Final Thoughts                                                                                                                                                   The good news is that right now, equity valuations are somewhere between average and good, which gives me some confidence that returns on average over the next several years are likely to be at least decent (high single digits). Rising interest rates have brought investment-grade bonds back into fair-value territory, so their future contribution to our more conservative portfolios should be better than it has been over the last year. We have our money invested in the best asset classes and the best funds, and believe we can add significant value over their benchmarks. These are all good things to focus on while we patiently wait for the next compelling opportunity to come along.

Fixing Fidelity: Ho-Hum Returns Trigger Shakeup at Fund Icon:                                         “Why don’t you use Fidelity funds”? Living in the shadow of Fidelity, a name synonymous with mutual funds and omnipresent in retirement plans, it’s understandable why clients ask this question. The subtitle of this paragraph came from a recent article in the Wall Street Journal. About a year ago, Chairman Ned Johnson combed through Fidelity’s fund-performance numbers and didn’t like what he saw: After a generation of beating the competition, some Fidelity’s flagship stock funds were among the dogs. Magellan, once an icon of success was being beaten by 80% of similar funds.
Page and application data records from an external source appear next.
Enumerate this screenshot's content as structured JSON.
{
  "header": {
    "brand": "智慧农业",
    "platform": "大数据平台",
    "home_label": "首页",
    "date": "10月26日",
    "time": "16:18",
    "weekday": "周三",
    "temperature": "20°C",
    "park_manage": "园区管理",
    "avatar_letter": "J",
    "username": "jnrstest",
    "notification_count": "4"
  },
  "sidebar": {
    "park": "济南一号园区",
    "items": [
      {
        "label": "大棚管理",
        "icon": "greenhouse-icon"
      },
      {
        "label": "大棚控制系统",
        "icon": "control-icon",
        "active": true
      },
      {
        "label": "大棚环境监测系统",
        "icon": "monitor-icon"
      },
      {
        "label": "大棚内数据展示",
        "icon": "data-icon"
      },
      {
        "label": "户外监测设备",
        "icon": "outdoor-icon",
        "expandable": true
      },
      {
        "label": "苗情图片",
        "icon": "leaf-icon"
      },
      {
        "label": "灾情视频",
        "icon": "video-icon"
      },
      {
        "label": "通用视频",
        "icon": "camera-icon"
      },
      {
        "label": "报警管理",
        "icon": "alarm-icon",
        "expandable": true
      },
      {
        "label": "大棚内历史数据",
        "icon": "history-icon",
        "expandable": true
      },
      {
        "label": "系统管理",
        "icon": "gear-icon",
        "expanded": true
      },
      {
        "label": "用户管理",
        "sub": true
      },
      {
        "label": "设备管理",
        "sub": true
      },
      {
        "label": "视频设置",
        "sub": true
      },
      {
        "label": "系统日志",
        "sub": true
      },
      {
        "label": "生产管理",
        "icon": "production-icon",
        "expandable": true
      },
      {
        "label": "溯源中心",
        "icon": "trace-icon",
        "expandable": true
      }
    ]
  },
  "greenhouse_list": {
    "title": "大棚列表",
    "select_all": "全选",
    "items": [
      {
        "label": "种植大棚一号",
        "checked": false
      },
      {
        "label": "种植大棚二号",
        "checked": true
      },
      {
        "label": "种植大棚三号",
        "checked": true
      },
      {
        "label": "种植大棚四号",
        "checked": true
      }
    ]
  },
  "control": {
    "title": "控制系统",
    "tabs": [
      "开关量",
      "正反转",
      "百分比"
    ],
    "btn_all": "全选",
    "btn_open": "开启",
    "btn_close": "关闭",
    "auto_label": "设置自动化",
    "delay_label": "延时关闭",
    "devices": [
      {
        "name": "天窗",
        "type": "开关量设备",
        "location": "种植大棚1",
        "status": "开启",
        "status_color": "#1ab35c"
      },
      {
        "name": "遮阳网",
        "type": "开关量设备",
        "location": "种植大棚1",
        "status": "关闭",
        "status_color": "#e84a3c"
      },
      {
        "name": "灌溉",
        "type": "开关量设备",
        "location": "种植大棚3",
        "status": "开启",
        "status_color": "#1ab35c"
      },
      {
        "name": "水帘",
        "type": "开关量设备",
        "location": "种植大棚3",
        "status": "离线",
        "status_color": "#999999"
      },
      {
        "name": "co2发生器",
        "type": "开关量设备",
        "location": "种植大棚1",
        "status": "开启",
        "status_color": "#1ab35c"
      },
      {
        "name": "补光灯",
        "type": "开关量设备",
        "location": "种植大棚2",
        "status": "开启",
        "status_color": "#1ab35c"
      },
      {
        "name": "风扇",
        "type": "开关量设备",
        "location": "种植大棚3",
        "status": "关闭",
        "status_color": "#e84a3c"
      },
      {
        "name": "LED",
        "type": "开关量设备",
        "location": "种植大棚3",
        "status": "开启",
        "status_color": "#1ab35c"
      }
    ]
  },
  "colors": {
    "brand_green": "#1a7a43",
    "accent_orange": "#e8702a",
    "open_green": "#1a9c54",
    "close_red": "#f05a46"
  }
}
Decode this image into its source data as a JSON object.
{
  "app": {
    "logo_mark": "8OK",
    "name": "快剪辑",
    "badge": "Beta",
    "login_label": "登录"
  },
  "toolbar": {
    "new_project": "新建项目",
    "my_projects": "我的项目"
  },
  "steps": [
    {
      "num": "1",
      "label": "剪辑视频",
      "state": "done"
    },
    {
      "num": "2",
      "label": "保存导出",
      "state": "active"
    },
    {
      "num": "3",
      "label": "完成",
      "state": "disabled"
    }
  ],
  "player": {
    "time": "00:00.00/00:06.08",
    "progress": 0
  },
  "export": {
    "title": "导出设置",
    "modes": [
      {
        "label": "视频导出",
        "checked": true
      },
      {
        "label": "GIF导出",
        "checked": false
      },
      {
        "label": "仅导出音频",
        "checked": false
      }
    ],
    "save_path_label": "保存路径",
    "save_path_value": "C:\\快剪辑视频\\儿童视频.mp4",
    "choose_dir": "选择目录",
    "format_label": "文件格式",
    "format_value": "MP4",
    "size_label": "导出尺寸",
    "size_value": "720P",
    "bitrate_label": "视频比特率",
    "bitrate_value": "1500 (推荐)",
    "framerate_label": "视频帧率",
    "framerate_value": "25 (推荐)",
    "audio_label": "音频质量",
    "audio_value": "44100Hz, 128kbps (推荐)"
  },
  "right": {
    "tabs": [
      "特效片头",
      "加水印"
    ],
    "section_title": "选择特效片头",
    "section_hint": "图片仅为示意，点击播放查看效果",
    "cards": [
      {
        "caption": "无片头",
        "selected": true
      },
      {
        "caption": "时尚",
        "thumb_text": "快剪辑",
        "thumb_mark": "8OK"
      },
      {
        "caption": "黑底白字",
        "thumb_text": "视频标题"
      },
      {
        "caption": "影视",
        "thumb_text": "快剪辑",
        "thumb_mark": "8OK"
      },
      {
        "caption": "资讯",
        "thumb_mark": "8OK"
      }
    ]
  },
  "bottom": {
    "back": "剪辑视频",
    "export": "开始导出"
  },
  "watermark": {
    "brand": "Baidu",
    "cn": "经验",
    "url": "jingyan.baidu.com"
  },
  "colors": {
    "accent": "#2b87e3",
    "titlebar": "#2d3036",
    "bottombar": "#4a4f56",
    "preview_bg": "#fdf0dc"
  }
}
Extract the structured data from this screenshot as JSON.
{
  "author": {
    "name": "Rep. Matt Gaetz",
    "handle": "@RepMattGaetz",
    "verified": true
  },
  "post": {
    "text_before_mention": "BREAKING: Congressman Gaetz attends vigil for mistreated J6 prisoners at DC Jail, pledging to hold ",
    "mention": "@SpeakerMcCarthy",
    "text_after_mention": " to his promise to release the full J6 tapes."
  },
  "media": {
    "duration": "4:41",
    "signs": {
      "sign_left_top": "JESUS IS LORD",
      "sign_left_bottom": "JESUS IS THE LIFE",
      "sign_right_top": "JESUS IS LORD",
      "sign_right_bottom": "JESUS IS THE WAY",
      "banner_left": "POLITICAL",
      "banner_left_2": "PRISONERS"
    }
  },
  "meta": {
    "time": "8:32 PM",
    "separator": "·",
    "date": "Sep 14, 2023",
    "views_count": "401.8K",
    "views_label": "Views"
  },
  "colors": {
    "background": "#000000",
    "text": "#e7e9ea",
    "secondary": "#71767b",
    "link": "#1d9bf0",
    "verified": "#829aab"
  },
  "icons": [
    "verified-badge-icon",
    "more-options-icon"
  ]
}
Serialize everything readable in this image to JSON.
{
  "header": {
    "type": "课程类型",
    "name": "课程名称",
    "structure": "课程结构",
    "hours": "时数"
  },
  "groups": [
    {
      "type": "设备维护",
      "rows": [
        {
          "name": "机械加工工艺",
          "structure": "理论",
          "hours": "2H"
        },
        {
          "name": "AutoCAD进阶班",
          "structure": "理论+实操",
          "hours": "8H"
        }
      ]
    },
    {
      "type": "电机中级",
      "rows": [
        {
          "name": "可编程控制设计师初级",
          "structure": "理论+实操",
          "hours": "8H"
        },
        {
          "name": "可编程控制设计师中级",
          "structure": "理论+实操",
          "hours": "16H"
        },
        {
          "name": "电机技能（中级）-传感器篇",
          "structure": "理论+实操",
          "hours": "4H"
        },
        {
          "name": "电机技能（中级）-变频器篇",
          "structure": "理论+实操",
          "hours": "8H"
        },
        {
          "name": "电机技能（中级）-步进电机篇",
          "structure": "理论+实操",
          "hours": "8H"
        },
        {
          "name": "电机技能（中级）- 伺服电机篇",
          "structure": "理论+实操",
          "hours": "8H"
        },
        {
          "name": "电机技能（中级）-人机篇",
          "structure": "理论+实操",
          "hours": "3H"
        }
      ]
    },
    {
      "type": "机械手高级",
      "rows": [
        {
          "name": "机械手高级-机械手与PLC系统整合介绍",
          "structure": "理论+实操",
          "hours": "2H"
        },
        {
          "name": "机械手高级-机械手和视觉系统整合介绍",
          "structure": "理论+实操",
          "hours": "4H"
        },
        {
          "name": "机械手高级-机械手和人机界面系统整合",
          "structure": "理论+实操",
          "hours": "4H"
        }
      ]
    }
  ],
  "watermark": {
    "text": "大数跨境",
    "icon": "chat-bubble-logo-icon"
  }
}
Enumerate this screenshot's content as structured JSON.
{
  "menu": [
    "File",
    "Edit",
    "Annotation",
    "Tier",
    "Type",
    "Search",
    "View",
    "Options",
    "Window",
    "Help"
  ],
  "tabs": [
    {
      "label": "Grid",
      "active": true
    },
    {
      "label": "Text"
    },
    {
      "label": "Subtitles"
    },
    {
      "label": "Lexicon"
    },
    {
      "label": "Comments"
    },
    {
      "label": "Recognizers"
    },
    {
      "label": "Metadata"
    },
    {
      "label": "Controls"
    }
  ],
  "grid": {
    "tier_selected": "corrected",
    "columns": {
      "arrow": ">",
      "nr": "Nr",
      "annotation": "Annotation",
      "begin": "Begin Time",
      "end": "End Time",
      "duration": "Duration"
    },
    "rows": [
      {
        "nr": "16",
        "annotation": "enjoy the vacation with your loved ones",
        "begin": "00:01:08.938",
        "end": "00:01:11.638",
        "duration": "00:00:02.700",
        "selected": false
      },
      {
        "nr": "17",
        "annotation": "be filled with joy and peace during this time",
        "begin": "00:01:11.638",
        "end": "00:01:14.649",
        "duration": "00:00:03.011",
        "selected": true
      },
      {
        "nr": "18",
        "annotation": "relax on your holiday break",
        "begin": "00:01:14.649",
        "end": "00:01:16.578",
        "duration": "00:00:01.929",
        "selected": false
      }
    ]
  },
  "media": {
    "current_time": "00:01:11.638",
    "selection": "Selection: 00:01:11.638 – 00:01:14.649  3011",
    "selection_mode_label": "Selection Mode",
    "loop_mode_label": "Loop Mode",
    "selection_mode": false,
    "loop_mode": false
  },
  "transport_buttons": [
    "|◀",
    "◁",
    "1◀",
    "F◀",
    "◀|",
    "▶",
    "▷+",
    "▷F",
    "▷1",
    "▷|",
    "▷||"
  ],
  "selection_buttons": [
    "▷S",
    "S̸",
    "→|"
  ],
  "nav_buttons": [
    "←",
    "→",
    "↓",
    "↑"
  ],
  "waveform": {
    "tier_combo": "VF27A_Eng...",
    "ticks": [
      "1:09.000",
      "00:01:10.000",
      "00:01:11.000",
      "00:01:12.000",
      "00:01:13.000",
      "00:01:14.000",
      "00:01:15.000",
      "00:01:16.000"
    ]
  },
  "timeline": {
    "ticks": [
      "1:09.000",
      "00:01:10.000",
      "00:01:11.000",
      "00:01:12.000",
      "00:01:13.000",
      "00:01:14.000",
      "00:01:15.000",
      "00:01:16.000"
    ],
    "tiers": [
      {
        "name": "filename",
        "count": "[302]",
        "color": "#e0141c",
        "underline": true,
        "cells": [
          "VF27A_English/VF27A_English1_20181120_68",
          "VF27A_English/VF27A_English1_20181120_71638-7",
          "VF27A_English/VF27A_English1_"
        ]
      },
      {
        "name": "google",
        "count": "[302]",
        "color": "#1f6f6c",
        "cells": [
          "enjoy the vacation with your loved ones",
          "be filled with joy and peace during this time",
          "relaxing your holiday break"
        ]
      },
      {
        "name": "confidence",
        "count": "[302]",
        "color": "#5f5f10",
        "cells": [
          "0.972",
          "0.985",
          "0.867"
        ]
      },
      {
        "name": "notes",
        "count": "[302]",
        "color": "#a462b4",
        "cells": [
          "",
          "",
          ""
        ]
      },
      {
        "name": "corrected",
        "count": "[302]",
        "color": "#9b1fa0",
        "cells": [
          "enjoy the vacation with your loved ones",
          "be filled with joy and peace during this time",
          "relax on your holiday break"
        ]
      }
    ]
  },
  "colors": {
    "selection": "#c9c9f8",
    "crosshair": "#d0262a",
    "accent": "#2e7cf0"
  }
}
This triggered one of the most significant shifts in Fidelity’s 60 year history. Management identified the following problems: Fidelity’s research and stock picking group had become a dinosaur. Two issues kept popping up. The firm had long used its clout to gather intelligence from companies, but new regulations (Reg. FD, Fair Disclosure) prohibited selected disclosure.  Now professional career research analysts are required, and, at Fidelity, research analyst was not a career position, but rather a stepping stone to running funds. In addition, the analyst’s pay was determined by the fund managers so many analysts were preoccupied with marketing themselves. The solution: Mr. Johnson reassigned his daughter and presumed heir apparent, Abigail, to a job outside the mutual fund operation; added two dozen career stock analyst positions and installed a new compensation system to better reward beating the market. Has it worked? Well not yet. Fidelity’s large stock funds are lagging behind roughly 2/3 of their peers. It remains to be seen if the real problem is that Fidelity is simply too big to consistently provide market-beating returns. At 3 times its size a decade ago (when I used Fidelity’s funds), it needs to hold significantly more stocks to fill its portfolios.   

Thank you again for your continued trust and confidence and a special thank you to clients who have referred family and friends to Belmont Financial. Please contact me if you have any questions or comments.                                                      I look forward to seeing you during our periodic review meetings.                                                                                                                                                                                             Mike Durant, CFP, April 2006                                  617-489- 0040                                                mike@belmontfinancial.net